Pittenger, D. (2005). Cautionary comments regarding the Myers-Briggs Type Indicator. Consulting Psychology Journal Practice and Research, 57(3): 210-221. DOI: 10.1037/1065-92188.8.131.52
Gholipour, B. (2019). How Accurate is the Myers-Briggs Personality Test? Live Science.
Gordon, A Ph.D. (2020). In Defense of the Myers-Briggs. Psychology Today.
Salter, D. W., Evans, N. J., & Forney, D. S. (1997). Test-retest of the Myers-Briggs Type Indicator: An examination of dominant functioning. Educational and Psychological Measurement, 57(4), 590-597.
Eurich, T. (2018). What self-awareness really is (and how to cultivate it). Harvard Business Review.
Capraro, R. M., & Capraro, M. M. (2002). Myers-briggs type indicator score reliability across: Studies a meta-analytic reliability generalization study. Educational and Psychological Measurement, 62(4), 590-602.
Quoidbach, J., Gilbert, D. T., & Wilson, T. D. (2013). The end of history illusion. science, 339(6115), 96-98.
Bem, D. J. (1967). Self-perception: An alternative interpretation of cognitive dissonance phenomena. Psychological review, 74(3), 183.
Grant, A. (2013). Say Goodbye to MBTI, the Fad That Won’t Die. Linkedin.
Patomäki, H., & Wight, C. (2000). After postpositivism? The promises of critical realism.
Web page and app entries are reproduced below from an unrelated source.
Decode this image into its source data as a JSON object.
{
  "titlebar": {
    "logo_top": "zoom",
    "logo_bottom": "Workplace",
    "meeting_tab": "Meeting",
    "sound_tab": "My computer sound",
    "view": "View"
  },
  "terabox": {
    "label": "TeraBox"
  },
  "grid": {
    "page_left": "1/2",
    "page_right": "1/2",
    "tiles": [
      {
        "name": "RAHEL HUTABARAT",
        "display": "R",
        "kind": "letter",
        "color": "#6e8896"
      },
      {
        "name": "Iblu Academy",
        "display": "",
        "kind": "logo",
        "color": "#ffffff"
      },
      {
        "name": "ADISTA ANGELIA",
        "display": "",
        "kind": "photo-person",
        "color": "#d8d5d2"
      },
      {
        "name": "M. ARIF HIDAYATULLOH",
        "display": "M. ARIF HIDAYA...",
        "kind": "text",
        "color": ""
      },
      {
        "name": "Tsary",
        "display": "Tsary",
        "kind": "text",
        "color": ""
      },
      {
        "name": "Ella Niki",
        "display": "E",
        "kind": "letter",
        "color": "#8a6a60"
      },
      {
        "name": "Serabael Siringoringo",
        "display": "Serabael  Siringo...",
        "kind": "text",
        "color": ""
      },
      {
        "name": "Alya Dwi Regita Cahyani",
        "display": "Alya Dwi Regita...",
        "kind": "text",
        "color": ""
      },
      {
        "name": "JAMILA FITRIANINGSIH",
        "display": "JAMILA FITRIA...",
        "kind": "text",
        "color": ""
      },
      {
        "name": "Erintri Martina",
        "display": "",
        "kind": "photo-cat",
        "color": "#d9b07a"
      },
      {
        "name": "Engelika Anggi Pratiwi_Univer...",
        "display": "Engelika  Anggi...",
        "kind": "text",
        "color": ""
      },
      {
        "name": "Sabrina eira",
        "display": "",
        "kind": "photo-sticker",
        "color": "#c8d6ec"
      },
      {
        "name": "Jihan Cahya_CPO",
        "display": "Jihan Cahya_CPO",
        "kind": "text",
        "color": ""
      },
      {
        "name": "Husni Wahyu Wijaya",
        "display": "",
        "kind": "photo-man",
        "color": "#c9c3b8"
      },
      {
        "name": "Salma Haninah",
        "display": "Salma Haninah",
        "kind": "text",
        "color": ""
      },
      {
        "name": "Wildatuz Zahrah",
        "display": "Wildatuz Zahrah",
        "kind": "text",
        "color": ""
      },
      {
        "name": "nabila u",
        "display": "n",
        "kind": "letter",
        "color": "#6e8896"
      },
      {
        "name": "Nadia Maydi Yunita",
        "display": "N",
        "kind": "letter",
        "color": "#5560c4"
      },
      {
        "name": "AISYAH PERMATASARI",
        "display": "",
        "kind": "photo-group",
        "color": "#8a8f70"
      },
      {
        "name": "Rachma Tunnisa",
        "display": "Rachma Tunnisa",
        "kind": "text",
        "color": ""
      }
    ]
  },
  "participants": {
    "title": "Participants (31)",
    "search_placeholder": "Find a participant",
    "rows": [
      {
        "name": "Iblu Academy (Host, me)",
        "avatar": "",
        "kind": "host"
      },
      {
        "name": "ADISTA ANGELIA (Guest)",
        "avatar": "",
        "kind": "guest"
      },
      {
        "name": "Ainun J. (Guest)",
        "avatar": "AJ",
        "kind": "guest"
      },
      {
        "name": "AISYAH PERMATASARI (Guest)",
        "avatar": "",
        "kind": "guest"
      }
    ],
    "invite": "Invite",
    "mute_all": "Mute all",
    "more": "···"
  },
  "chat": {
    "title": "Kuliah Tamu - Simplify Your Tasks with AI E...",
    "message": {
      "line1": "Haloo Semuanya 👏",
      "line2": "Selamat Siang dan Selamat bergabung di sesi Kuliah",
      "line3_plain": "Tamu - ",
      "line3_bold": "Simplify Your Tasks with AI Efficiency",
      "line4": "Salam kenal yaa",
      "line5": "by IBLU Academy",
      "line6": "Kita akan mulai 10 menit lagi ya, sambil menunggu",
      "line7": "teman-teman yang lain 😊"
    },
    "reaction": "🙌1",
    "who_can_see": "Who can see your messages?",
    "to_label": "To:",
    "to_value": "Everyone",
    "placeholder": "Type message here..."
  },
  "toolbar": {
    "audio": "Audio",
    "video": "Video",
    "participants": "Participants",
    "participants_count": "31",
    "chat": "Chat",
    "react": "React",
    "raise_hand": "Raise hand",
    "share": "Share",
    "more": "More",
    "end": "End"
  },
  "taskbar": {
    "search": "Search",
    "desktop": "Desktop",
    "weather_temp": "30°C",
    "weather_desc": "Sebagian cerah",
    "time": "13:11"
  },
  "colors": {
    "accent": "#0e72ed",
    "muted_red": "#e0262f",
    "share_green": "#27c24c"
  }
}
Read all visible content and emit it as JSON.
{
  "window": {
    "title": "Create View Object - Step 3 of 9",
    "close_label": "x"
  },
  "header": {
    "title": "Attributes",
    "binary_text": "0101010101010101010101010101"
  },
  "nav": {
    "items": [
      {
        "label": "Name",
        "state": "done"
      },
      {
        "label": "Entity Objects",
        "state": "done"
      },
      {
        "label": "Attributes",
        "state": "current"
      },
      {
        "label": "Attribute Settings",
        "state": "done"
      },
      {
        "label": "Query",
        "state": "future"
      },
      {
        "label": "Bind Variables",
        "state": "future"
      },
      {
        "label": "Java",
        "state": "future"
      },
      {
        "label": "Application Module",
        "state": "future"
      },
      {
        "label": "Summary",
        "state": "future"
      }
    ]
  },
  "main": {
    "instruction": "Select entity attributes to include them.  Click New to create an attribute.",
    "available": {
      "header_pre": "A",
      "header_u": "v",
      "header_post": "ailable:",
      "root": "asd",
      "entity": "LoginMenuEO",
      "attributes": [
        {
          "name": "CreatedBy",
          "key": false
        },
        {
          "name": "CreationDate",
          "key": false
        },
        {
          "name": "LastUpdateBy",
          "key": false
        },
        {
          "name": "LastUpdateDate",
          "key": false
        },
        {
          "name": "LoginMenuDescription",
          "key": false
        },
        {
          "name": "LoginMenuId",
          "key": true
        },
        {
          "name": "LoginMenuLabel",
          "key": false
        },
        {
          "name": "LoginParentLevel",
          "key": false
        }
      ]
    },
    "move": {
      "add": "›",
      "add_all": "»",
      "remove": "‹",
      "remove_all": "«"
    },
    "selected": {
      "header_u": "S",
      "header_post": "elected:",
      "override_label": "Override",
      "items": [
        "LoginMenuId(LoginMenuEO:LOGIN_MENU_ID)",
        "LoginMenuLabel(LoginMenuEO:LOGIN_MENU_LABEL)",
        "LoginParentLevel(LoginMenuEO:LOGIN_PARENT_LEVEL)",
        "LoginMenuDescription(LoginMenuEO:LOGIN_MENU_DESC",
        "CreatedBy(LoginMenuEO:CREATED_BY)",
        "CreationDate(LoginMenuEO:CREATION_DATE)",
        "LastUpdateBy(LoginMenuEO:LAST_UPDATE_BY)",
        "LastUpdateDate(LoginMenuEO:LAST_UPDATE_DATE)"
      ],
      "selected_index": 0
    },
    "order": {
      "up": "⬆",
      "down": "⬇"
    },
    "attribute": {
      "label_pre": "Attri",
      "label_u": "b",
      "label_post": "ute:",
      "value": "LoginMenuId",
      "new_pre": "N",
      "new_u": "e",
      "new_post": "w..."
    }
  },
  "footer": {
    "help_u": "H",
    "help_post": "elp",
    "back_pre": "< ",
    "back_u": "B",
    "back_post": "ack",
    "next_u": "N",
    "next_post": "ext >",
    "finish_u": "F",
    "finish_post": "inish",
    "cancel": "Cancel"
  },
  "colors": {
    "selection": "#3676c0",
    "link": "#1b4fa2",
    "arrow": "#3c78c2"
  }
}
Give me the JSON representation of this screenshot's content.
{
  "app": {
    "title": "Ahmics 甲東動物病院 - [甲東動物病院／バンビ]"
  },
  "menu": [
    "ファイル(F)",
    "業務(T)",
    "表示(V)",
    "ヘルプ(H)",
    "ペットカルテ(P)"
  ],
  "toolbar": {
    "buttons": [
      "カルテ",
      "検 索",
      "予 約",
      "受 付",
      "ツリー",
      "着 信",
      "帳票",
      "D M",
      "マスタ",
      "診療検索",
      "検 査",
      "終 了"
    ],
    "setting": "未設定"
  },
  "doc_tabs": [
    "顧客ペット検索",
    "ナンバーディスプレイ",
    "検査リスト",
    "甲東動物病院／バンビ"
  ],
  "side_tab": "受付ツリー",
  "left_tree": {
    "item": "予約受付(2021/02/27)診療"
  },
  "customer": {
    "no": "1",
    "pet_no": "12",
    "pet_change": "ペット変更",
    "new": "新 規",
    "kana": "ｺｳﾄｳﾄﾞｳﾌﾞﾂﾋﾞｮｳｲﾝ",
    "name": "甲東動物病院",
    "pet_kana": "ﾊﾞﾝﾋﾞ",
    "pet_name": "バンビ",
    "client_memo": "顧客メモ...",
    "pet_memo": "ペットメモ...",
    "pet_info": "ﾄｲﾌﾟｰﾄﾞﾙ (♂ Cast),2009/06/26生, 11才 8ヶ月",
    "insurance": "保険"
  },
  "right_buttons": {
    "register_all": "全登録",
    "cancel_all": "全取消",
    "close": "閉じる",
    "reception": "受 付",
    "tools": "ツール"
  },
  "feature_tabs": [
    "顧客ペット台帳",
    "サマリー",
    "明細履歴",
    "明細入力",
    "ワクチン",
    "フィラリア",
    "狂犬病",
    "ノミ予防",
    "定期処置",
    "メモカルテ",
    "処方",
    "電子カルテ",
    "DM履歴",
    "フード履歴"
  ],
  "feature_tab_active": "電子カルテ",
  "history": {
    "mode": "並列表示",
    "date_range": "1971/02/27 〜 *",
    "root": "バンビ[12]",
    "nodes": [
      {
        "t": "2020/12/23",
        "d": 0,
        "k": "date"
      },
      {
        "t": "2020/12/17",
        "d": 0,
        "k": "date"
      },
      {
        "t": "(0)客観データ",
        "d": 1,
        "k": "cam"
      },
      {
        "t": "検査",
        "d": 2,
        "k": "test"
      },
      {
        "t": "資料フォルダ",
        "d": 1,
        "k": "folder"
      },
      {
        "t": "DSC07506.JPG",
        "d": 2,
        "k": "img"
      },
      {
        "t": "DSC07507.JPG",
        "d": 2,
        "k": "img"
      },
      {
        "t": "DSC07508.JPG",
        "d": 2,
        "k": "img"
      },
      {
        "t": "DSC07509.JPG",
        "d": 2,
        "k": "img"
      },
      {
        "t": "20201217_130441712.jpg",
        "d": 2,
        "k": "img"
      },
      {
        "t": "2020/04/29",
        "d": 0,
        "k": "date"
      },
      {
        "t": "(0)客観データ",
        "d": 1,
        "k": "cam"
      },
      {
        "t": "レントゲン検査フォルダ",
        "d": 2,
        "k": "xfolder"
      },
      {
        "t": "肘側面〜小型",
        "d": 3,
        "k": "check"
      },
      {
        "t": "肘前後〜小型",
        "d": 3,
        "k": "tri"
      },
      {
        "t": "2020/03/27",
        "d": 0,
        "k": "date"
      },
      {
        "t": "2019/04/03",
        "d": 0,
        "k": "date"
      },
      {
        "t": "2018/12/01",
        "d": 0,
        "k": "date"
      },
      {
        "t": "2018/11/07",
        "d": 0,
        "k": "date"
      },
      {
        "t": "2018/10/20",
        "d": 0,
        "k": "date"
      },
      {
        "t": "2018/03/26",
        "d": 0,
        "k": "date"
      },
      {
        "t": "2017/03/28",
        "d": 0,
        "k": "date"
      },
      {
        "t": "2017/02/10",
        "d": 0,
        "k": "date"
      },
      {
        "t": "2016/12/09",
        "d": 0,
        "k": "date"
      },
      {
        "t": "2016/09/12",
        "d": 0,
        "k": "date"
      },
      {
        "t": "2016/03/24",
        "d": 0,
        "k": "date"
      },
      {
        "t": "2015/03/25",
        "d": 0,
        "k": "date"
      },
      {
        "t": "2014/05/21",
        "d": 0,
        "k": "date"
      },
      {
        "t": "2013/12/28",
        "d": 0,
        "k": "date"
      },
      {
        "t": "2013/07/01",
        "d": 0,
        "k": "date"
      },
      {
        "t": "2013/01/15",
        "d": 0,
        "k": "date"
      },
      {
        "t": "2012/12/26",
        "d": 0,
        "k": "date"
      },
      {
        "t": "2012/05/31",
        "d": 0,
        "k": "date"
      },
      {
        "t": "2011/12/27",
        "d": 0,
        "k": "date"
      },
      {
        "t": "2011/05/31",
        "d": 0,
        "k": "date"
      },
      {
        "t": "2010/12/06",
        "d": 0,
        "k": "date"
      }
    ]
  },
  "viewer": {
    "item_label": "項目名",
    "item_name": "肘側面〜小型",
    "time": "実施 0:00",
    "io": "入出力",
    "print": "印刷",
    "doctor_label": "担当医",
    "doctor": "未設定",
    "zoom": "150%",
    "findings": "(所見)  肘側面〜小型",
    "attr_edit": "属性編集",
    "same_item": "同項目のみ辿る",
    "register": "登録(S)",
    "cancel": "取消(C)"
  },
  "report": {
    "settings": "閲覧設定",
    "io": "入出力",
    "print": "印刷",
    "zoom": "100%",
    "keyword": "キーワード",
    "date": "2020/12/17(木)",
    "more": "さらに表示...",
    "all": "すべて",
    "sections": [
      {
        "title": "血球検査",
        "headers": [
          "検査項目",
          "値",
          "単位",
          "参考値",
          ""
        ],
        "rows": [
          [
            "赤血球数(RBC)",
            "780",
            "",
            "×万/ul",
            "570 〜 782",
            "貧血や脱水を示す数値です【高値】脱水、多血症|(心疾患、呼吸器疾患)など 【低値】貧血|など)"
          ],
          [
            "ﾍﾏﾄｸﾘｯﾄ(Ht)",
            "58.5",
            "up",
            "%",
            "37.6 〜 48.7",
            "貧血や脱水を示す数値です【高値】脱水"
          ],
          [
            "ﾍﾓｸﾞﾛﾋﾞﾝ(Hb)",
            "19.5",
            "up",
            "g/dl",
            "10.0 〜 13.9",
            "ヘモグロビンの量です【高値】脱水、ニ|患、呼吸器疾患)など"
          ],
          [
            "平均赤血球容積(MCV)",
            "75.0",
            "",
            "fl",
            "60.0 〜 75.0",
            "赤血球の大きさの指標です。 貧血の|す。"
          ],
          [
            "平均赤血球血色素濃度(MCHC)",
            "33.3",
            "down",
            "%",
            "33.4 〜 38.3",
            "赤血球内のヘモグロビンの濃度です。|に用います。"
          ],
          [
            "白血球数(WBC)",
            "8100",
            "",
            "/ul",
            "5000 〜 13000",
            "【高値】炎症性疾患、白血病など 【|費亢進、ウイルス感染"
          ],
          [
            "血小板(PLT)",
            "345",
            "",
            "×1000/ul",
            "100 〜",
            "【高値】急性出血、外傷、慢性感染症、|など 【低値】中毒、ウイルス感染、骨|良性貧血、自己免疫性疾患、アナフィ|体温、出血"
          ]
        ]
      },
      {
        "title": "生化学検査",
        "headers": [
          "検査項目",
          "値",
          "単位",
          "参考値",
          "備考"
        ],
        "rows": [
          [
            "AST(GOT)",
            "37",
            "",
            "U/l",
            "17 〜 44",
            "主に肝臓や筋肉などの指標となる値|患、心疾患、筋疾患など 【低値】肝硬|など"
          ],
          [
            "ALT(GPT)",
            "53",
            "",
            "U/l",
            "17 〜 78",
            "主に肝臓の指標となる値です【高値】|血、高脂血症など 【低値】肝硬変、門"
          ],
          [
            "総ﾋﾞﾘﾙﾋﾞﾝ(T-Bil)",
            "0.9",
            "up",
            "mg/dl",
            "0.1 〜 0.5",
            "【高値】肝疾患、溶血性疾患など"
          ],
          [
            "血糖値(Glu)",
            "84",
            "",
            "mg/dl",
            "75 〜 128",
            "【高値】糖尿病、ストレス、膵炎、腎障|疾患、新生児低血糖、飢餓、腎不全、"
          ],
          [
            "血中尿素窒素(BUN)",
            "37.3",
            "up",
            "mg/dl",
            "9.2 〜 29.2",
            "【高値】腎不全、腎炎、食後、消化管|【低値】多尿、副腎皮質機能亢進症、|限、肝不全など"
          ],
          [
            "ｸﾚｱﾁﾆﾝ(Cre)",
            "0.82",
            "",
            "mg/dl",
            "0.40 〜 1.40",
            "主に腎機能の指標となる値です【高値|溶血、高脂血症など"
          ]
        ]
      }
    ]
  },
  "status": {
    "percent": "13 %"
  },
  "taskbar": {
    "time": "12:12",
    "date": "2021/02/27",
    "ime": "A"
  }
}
International Studies Quarterly, 44(2), 213-237.
Emre, M. (2018). The personality brokers: The strange history of Myers-Briggs and the birth of personality testing. Random House Canada.